-- THE INPUT follows --

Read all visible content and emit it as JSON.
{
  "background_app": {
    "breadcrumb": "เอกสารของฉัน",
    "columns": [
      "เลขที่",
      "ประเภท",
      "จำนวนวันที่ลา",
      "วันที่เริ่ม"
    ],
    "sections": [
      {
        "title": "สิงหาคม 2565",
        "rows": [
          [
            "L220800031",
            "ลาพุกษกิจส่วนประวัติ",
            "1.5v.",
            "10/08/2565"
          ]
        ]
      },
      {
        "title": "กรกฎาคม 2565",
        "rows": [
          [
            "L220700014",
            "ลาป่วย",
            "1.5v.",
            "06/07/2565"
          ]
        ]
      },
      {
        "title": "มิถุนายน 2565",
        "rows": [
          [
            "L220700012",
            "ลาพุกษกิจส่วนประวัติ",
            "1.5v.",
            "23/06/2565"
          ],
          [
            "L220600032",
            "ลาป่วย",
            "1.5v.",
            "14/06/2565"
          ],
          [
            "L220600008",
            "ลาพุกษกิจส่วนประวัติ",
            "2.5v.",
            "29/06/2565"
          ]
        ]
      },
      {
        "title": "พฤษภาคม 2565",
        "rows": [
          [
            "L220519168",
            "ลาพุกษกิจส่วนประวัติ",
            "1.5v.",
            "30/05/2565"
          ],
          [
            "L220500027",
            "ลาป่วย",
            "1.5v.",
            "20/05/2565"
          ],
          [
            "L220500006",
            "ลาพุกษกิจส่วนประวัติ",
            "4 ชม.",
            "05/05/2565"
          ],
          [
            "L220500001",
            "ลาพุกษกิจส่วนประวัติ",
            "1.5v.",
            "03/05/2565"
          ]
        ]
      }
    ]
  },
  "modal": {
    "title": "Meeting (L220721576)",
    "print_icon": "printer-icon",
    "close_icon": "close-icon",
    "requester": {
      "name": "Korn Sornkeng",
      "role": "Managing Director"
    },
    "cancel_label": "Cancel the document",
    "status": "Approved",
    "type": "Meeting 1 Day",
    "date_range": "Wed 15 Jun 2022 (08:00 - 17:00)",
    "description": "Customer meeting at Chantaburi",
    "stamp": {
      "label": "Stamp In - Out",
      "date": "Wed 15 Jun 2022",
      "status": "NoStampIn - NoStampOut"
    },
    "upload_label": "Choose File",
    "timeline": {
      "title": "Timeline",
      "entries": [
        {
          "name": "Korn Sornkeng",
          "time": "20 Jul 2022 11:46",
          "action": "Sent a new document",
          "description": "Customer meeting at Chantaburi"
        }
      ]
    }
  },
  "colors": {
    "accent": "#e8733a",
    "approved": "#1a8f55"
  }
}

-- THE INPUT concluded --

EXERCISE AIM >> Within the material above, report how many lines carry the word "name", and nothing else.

ANSWER SPACE >> 2